The extent to which this film is unashamed of its Jewishness is simply delightful. As we all know from the most paranoid conspiracies of the political right, there are a lot of Jewish people working in Hollywood, but it’s not often that the intimate details of their faith are put out there for such mainstream consumption. This is a real peek inside Hebrew school at a subsection of youth culture that rarely gets this sort of showcase, with hilarious details like Rabbi Rebecca, played by current Saturday Night Live cast member Sarah Sherman, who is the perfectly eccentric encapsulation of the modern religious leader who tries to make the religion in question hip and relevant. She steals every moment on screen as she busts the balls of some stammering kid in the front row, too young and confused to understand that he is the centre of a post-modern comedic bit that is nonetheless gentle in nature.
This whole film is gentle, at the same time that it serves the needs of various familiar genre components like gross-out humour and some quantity of broad slapstick. You’ll savour the details of the falling out between Stacy and Lydia, as this is where the echoes of Sofia Coppola come in. Like the director who we suspect inspired her, Cohen is able to capture the real nuances of this fraught dynamic, and imbue them with real pathos.
Speaking of nuances, it’s pretty clear that Adam Sandler’s youngest daughter is a star in the making. It took this critic nearly the whole movie to look her up on IMDB to see who she was, never guessing that a Sander nepo baby would be able to give this kind of magnetic performance, offering just the right facial expression or reaction to every stimulus.
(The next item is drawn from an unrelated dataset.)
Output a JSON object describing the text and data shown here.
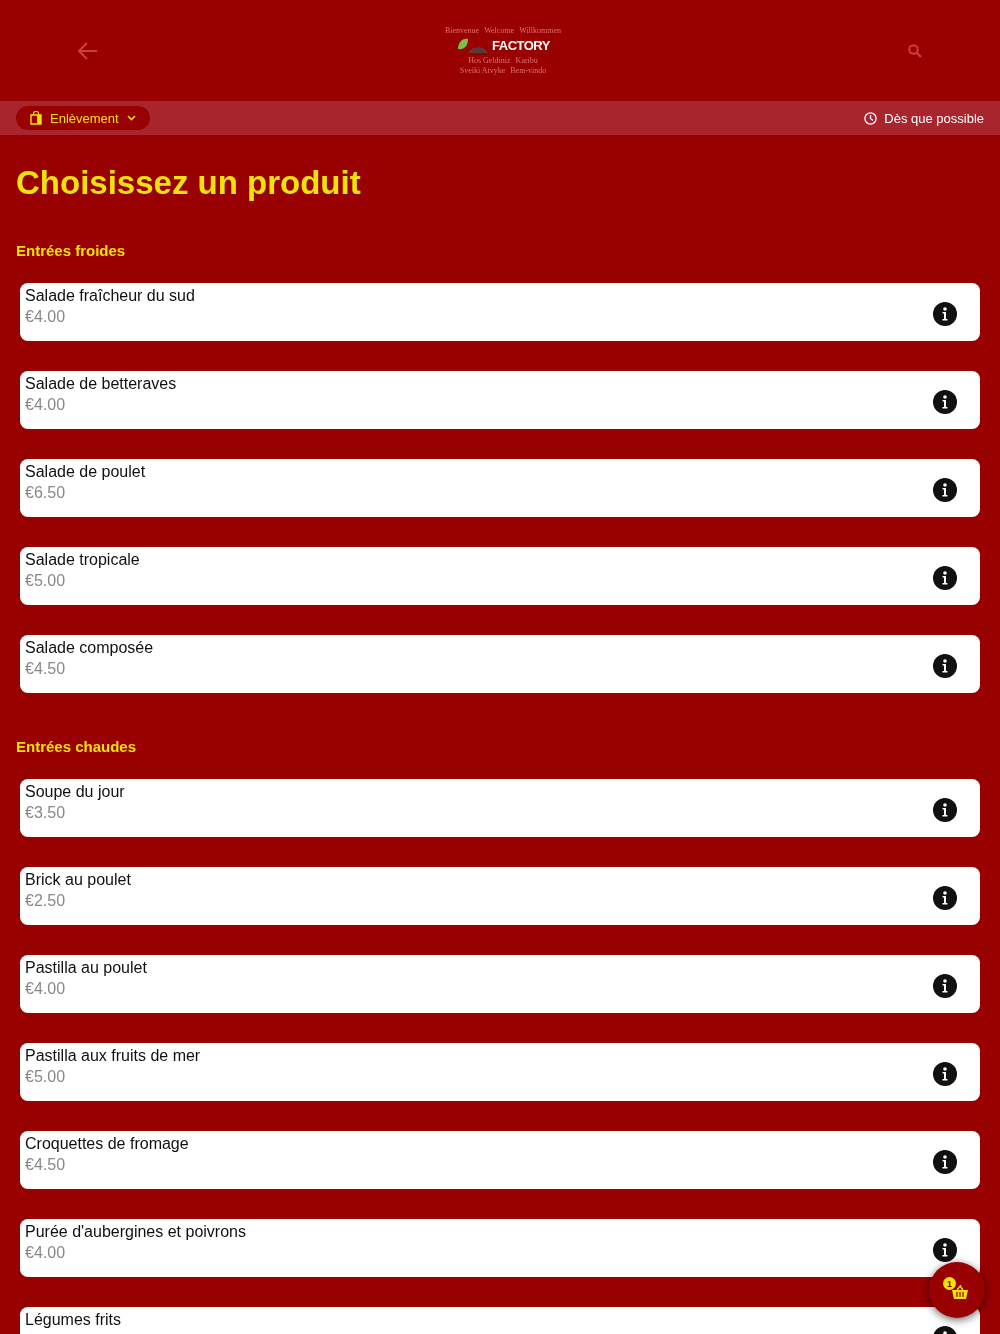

Whether she picked it up along the way through hard work or is just naturally talented, Sunny Sandler may be here to stay.
You Are So Not Invited to My Bat Mitzvah is currently streaming on Netflix.